▶ [What you need to do]
Each entry must be given again exactly as it appears, with images excluded.

___

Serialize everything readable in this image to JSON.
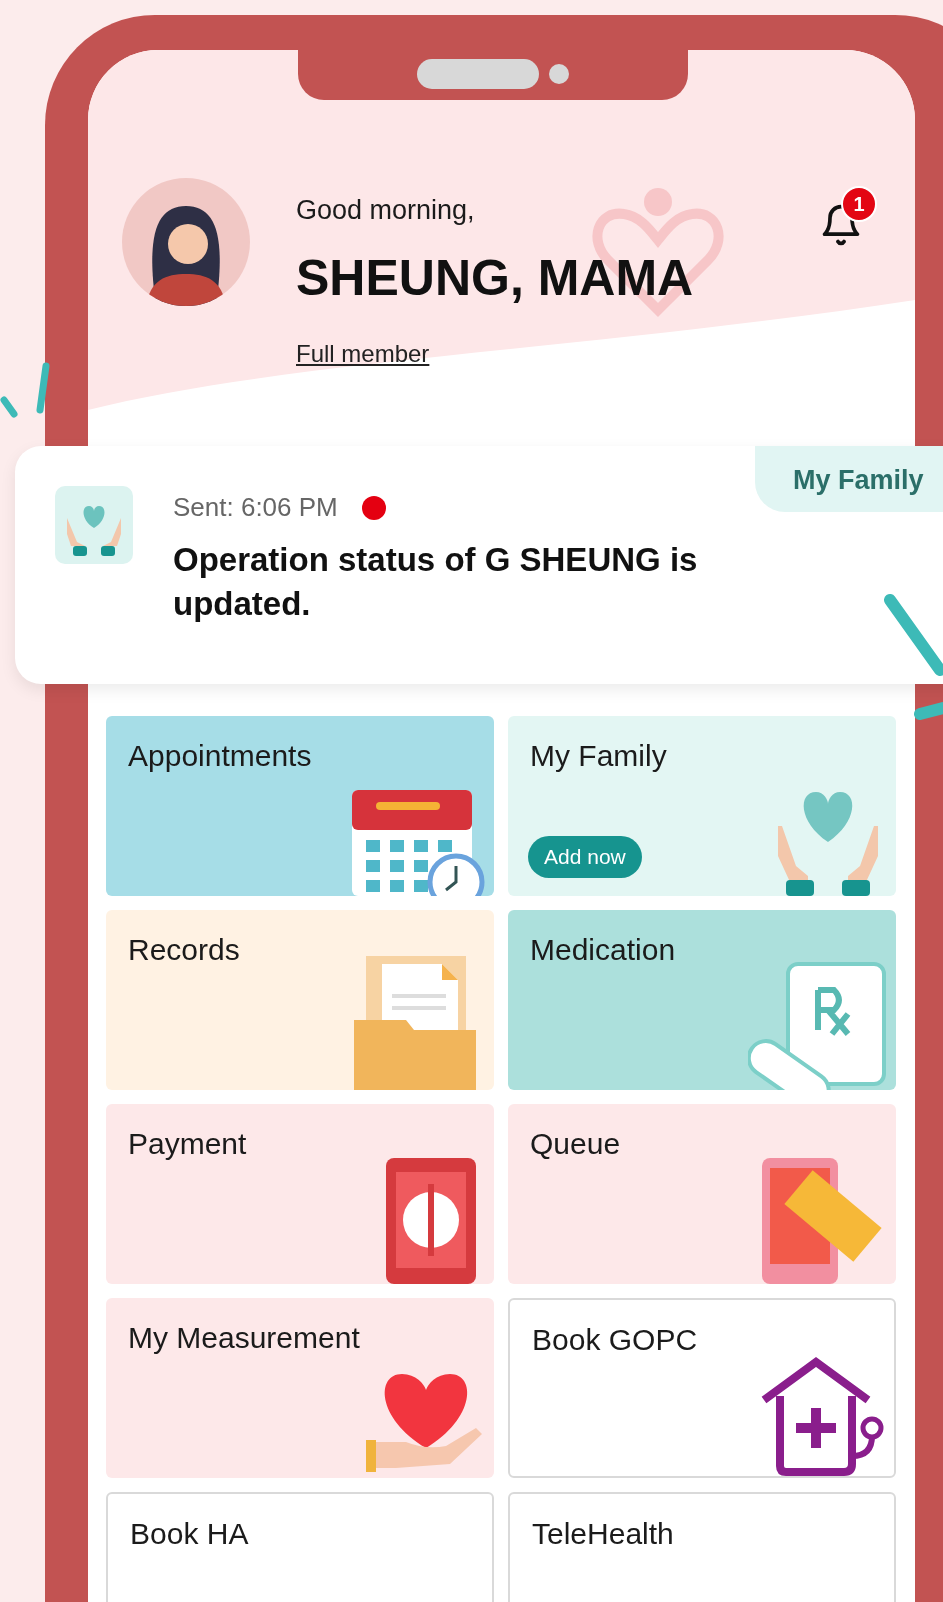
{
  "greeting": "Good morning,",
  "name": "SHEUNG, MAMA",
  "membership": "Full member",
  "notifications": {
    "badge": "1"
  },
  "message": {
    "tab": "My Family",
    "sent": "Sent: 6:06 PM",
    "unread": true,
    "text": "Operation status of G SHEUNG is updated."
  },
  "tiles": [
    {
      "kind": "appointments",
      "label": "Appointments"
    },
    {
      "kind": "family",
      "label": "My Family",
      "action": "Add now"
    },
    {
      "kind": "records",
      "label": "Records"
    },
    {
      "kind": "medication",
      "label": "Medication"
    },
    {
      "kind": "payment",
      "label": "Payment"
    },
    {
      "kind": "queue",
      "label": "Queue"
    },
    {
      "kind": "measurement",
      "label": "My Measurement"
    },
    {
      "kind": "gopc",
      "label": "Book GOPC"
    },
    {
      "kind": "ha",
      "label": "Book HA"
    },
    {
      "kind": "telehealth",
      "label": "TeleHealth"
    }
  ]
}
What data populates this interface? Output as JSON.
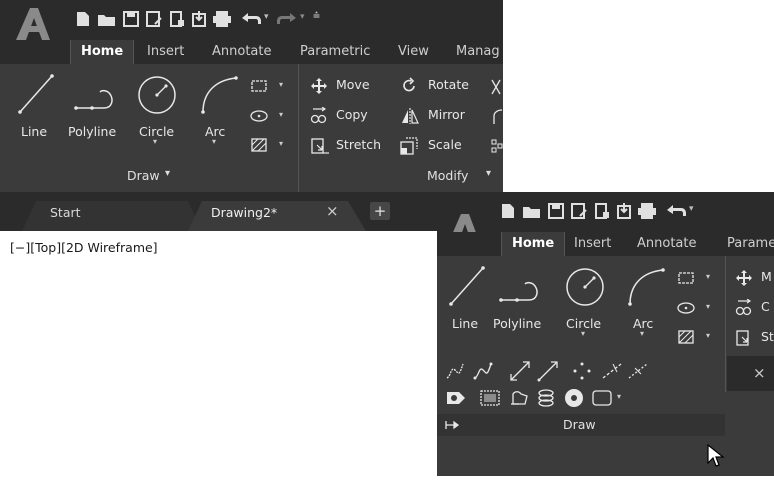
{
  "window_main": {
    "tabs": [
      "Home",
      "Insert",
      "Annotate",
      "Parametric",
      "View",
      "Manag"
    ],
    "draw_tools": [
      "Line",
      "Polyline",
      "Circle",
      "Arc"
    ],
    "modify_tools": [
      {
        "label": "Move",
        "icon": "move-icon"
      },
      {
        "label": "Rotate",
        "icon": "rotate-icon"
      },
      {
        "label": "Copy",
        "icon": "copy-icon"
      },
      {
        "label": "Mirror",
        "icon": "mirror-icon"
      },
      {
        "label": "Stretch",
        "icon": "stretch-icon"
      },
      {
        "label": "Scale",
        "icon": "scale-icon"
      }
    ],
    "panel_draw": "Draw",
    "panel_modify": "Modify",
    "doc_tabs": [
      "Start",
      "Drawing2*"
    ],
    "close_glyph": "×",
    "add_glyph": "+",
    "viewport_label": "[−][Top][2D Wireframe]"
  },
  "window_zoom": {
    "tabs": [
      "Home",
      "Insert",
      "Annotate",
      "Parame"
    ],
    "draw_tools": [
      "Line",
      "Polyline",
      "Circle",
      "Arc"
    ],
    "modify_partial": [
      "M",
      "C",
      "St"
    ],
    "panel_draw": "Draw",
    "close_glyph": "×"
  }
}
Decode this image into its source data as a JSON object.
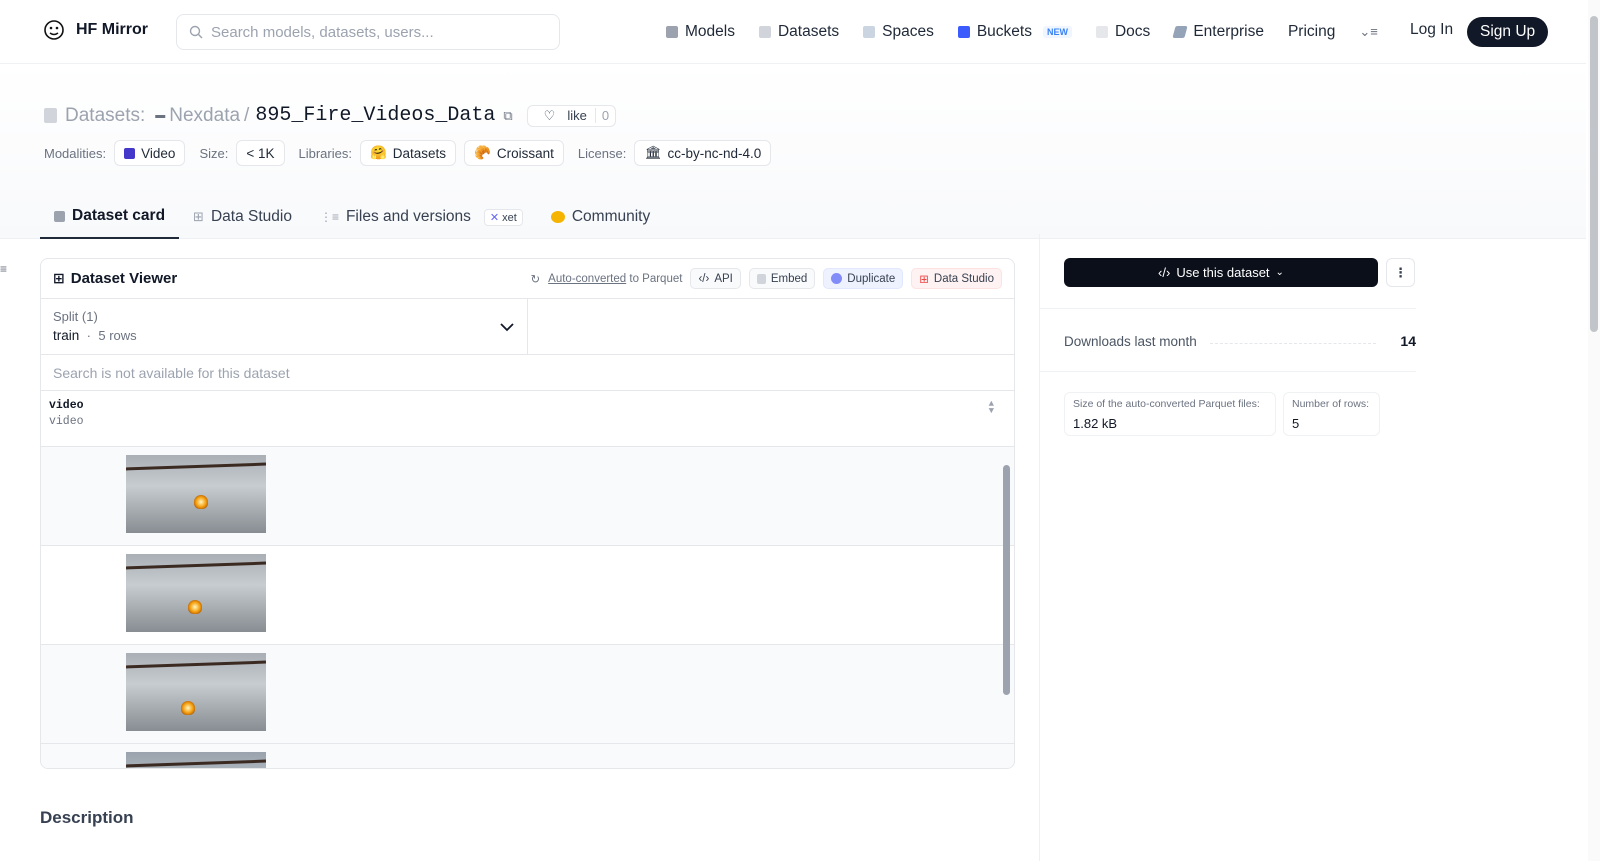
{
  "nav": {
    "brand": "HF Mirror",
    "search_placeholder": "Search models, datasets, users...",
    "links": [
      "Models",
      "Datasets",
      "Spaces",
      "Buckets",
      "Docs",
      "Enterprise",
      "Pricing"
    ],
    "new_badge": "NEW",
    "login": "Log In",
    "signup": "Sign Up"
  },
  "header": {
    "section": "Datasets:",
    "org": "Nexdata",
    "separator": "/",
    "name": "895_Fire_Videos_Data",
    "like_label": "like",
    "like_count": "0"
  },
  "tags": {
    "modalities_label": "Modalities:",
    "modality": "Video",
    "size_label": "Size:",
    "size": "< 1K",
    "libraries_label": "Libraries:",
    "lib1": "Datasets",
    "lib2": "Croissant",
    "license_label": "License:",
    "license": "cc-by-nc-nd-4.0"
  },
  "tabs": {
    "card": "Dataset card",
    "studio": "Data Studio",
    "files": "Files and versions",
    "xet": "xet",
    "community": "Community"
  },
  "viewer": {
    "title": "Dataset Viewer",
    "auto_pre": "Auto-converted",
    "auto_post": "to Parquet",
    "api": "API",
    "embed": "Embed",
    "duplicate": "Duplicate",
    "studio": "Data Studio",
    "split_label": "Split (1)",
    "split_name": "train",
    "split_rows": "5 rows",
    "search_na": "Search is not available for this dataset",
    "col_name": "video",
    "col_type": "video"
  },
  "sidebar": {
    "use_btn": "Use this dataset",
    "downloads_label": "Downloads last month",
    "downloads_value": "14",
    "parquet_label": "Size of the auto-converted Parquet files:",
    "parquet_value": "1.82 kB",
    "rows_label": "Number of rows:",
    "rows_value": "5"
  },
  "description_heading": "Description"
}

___

▶ [Response area]
Serialize everything readable in this image to JSON.
{
  "greeting": "Good morning,",
  "name": "SHEUNG, MAMA",
  "membership": "Full member",
  "notifications": {
    "badge": "1"
  },
  "message": {
    "tab": "My Family",
    "sent": "Sent: 6:06 PM",
    "unread": true,
    "text": "Operation status of G SHEUNG is updated."
  },
  "tiles": [
    {
      "kind": "appointments",
      "label": "Appointments"
    },
    {
      "kind": "family",
      "label": "My Family",
      "action": "Add now"
    },
    {
      "kind": "records",
      "label": "Records"
    },
    {
      "kind": "medication",
      "label": "Medication"
    },
    {
      "kind": "payment",
      "label": "Payment"
    },
    {
      "kind": "queue",
      "label": "Queue"
    },
    {
      "kind": "measurement",
      "label": "My Measurement"
    },
    {
      "kind": "gopc",
      "label": "Book GOPC"
    },
    {
      "kind": "ha",
      "label": "Book HA"
    },
    {
      "kind": "telehealth",
      "label": "TeleHealth"
    }
  ]
}
What data populates this interface? Output as JSON.
{
  "window_main": {
    "tabs": [
      "Home",
      "Insert",
      "Annotate",
      "Parametric",
      "View",
      "Manag"
    ],
    "draw_tools": [
      "Line",
      "Polyline",
      "Circle",
      "Arc"
    ],
    "modify_tools": [
      {
        "label": "Move",
        "icon": "move-icon"
      },
      {
        "label": "Rotate",
        "icon": "rotate-icon"
      },
      {
        "label": "Copy",
        "icon": "copy-icon"
      },
      {
        "label": "Mirror",
        "icon": "mirror-icon"
      },
      {
        "label": "Stretch",
        "icon": "stretch-icon"
      },
      {
        "label": "Scale",
        "icon": "scale-icon"
      }
    ],
    "panel_draw": "Draw",
    "panel_modify": "Modify",
    "doc_tabs": [
      "Start",
      "Drawing2*"
    ],
    "close_glyph": "×",
    "add_glyph": "+",
    "viewport_label": "[−][Top][2D Wireframe]"
  },
  "window_zoom": {
    "tabs": [
      "Home",
      "Insert",
      "Annotate",
      "Parame"
    ],
    "draw_tools": [
      "Line",
      "Polyline",
      "Circle",
      "Arc"
    ],
    "modify_partial": [
      "M",
      "C",
      "St"
    ],
    "panel_draw": "Draw",
    "close_glyph": "×"
  }
}
Decode this image into its source data as a JSON object.
{
  "nav": {
    "brand": "HF Mirror",
    "search_placeholder": "Search models, datasets, users...",
    "links": [
      "Models",
      "Datasets",
      "Spaces",
      "Buckets",
      "Docs",
      "Enterprise",
      "Pricing"
    ],
    "new_badge": "NEW",
    "login": "Log In",
    "signup": "Sign Up"
  },
  "header": {
    "section": "Datasets:",
    "org": "Nexdata",
    "separator": "/",
    "name": "895_Fire_Videos_Data",
    "like_label": "like",
    "like_count": "0"
  },
  "tags": {
    "modalities_label": "Modalities:",
    "modality": "Video",
    "size_label": "Size:",
    "size": "< 1K",
    "libraries_label": "Libraries:",
    "lib1": "Datasets",
    "lib2": "Croissant",
    "license_label": "License:",
    "license": "cc-by-nc-nd-4.0"
  },
  "tabs": {
    "card": "Dataset card",
    "studio": "Data Studio",
    "files": "Files and versions",
    "xet": "xet",
    "community": "Community"
  },
  "viewer": {
    "title": "Dataset Viewer",
    "auto_pre": "Auto-converted",
    "auto_post": "to Parquet",
    "api": "API",
    "embed": "Embed",
    "duplicate": "Duplicate",
    "studio": "Data Studio",
    "split_label": "Split (1)",
    "split_name": "train",
    "split_rows": "5 rows",
    "search_na": "Search is not available for this dataset",
    "col_name": "video",
    "col_type": "video"
  },
  "sidebar": {
    "use_btn": "Use this dataset",
    "downloads_label": "Downloads last month",
    "downloads_value": "14",
    "parquet_label": "Size of the auto-converted Parquet files:",
    "parquet_value": "1.82 kB",
    "rows_label": "Number of rows:",
    "rows_value": "5"
  },
  "description_heading": "Description"
}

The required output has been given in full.